SUPPLIED INFORMATION:
------------------------------------------------
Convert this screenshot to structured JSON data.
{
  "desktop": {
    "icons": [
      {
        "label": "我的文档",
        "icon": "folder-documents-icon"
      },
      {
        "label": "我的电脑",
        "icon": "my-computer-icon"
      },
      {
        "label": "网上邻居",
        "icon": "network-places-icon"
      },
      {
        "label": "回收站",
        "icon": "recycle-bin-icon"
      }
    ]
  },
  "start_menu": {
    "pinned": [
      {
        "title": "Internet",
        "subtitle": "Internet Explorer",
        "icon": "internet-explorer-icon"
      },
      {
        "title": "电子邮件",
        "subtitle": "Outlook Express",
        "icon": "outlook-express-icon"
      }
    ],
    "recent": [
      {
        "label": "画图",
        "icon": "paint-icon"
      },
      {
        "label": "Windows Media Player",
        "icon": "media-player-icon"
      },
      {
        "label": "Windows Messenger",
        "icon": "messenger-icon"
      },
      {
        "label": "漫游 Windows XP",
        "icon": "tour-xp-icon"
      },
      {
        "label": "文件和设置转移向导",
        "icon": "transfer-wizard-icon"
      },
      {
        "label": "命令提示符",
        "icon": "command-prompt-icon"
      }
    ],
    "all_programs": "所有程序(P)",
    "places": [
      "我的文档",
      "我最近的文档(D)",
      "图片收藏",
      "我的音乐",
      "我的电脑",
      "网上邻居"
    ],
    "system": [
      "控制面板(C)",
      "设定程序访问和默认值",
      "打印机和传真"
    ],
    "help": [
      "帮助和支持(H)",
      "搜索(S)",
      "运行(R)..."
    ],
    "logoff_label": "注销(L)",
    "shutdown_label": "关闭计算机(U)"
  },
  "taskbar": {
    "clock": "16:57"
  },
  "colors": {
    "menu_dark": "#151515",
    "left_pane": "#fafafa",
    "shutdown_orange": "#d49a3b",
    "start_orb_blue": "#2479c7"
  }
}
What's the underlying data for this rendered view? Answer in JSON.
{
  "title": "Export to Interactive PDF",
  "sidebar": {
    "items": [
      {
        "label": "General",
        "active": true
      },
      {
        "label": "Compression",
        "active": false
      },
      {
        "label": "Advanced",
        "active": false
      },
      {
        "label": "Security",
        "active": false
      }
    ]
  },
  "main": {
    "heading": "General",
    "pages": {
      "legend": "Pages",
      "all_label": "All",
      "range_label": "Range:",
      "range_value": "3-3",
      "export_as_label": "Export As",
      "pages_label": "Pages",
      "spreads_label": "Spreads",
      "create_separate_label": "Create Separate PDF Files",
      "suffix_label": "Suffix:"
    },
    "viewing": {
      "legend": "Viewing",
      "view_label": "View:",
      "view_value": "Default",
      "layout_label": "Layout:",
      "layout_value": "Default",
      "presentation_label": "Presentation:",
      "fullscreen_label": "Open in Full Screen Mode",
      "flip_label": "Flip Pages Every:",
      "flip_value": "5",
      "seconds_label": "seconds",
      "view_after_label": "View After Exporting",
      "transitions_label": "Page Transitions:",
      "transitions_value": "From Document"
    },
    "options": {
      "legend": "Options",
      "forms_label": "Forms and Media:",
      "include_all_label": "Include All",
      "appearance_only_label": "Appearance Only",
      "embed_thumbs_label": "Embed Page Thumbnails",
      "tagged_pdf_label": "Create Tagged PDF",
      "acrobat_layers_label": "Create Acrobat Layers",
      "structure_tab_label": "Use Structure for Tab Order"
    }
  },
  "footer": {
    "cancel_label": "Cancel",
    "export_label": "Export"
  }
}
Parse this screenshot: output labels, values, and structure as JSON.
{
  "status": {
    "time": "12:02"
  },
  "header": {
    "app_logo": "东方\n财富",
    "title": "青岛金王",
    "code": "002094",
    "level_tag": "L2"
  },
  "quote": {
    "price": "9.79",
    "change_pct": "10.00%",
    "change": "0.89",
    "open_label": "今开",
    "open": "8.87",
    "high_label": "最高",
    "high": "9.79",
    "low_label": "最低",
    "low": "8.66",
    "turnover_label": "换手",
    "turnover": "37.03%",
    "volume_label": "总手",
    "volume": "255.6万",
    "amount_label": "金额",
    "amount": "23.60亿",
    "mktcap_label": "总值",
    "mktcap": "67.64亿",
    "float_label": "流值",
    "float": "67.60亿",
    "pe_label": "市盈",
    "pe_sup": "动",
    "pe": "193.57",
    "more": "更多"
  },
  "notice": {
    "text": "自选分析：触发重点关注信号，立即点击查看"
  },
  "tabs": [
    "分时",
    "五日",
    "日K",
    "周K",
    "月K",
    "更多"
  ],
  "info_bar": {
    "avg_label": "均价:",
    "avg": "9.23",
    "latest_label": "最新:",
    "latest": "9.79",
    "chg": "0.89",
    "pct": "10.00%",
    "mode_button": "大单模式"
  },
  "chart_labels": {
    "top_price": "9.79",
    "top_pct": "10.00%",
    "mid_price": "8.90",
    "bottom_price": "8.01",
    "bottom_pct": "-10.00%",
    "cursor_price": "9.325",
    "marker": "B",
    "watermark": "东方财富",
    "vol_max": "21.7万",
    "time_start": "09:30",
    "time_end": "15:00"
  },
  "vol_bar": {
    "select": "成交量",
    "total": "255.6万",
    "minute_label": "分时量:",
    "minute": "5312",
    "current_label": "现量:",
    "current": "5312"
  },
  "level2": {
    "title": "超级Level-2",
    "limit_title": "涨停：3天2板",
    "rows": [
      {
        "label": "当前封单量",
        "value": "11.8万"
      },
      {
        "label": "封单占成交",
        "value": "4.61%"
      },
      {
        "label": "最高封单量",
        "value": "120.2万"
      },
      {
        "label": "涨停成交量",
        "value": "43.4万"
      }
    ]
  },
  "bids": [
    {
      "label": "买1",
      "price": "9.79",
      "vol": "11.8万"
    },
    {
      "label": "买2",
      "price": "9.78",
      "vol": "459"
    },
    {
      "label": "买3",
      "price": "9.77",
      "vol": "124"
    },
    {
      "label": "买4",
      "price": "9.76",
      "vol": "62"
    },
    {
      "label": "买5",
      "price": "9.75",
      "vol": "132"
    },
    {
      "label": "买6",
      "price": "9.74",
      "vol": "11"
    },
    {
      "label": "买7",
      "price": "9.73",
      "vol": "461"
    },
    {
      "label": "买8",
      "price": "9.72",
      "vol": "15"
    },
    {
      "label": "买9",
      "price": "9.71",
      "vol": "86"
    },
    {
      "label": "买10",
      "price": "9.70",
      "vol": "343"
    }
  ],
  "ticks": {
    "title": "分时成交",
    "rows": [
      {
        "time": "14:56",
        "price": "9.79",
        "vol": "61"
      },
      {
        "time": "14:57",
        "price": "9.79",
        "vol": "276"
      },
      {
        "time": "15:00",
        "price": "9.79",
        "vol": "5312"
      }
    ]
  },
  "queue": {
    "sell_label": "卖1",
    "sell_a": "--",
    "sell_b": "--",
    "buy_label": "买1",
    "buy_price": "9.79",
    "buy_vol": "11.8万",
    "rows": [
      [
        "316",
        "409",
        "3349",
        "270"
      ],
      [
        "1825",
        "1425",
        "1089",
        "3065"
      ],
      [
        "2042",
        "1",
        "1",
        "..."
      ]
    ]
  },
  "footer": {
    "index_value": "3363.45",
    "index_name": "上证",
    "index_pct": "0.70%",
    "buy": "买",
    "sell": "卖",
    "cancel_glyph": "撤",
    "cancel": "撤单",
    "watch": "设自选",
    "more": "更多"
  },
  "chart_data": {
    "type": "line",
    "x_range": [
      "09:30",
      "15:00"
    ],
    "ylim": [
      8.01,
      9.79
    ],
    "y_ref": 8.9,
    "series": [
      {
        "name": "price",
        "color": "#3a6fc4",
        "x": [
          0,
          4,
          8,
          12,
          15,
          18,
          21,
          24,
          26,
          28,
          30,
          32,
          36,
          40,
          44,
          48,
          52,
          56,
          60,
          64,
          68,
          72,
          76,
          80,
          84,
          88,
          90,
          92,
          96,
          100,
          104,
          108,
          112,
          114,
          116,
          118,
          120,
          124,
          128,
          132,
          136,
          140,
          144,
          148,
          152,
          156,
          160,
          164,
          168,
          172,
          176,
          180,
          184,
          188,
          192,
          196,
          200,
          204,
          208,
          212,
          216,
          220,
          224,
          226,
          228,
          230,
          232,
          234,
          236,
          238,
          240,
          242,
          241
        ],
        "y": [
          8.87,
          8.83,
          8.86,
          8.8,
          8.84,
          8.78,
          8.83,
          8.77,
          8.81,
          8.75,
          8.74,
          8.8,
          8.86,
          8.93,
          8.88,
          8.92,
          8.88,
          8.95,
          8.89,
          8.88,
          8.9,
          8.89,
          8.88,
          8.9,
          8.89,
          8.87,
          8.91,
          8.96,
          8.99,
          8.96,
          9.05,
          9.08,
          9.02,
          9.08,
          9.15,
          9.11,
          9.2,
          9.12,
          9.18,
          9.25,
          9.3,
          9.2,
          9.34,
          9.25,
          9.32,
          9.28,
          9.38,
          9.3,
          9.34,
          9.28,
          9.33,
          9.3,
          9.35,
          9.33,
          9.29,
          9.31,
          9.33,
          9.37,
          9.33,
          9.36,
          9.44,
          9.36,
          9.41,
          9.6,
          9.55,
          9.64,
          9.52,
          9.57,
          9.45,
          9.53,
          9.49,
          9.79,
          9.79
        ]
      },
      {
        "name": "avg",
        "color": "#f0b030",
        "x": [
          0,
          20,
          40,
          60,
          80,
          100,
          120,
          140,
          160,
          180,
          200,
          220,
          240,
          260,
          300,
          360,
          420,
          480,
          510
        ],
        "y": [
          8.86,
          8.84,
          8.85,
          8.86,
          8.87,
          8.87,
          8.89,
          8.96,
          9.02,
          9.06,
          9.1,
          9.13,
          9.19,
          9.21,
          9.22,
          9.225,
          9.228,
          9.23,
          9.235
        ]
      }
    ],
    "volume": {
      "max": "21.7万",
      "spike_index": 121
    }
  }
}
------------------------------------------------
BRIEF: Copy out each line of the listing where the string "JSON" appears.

RESULT OF THIS EXERCISE:
Convert this screenshot to structured JSON data.
What's the underlying data for this rendered view? Answer in JSON.
Parse this screenshot: output labels, values, and structure as JSON.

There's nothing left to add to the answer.